• The task: Copy every line from the one containing "Decode this image" through the last line of the records below, both included, and nothing else.

• Excerpted records:

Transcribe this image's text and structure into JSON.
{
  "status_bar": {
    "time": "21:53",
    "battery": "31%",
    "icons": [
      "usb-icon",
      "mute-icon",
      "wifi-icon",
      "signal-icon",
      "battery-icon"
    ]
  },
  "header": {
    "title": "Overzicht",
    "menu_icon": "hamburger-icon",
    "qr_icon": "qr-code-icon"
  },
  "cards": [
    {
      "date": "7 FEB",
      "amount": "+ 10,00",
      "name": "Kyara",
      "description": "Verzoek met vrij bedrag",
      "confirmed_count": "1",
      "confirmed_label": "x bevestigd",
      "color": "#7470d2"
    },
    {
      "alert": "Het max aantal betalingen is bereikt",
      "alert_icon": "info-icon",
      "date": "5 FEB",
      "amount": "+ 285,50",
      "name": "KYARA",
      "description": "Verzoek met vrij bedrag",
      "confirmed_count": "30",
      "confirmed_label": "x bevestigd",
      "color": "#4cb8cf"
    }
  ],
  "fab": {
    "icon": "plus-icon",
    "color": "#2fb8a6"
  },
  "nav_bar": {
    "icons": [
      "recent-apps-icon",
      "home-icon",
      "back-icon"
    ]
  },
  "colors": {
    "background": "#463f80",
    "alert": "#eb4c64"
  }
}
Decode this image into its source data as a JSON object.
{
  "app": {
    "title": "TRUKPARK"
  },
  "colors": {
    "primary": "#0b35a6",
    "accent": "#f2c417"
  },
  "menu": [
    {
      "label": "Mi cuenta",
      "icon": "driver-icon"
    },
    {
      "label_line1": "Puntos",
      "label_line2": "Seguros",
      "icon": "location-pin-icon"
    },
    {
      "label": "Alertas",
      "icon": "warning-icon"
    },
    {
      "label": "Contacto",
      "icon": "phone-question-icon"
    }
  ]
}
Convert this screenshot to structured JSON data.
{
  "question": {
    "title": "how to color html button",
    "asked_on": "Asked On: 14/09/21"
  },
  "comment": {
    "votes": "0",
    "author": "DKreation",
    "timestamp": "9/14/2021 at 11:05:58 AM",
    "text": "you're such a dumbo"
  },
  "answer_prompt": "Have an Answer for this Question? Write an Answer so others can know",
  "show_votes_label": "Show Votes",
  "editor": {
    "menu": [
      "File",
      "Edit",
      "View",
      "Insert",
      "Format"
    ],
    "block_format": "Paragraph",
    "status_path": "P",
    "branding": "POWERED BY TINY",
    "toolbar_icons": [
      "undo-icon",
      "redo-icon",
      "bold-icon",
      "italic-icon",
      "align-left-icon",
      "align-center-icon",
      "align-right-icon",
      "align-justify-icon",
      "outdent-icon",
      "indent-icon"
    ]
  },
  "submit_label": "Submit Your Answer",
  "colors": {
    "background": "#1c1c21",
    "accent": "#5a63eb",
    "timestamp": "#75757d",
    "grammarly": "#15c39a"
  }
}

• Answer space:
Decode this image into its source data as a JSON object.
{
  "app": {
    "title": "TRUKPARK"
  },
  "colors": {
    "primary": "#0b35a6",
    "accent": "#f2c417"
  },
  "menu": [
    {
      "label": "Mi cuenta",
      "icon": "driver-icon"
    },
    {
      "label_line1": "Puntos",
      "label_line2": "Seguros",
      "icon": "location-pin-icon"
    },
    {
      "label": "Alertas",
      "icon": "warning-icon"
    },
    {
      "label": "Contacto",
      "icon": "phone-question-icon"
    }
  ]
}
Convert this screenshot to structured JSON data.
{
  "question": {
    "title": "how to color html button",
    "asked_on": "Asked On: 14/09/21"
  },
  "comment": {
    "votes": "0",
    "author": "DKreation",
    "timestamp": "9/14/2021 at 11:05:58 AM",
    "text": "you're such a dumbo"
  },
  "answer_prompt": "Have an Answer for this Question? Write an Answer so others can know",
  "show_votes_label": "Show Votes",
  "editor": {
    "menu": [
      "File",
      "Edit",
      "View",
      "Insert",
      "Format"
    ],
    "block_format": "Paragraph",
    "status_path": "P",
    "branding": "POWERED BY TINY",
    "toolbar_icons": [
      "undo-icon",
      "redo-icon",
      "bold-icon",
      "italic-icon",
      "align-left-icon",
      "align-center-icon",
      "align-right-icon",
      "align-justify-icon",
      "outdent-icon",
      "indent-icon"
    ]
  },
  "submit_label": "Submit Your Answer",
  "colors": {
    "background": "#1c1c21",
    "accent": "#5a63eb",
    "timestamp": "#75757d",
    "grammarly": "#15c39a"
  }
}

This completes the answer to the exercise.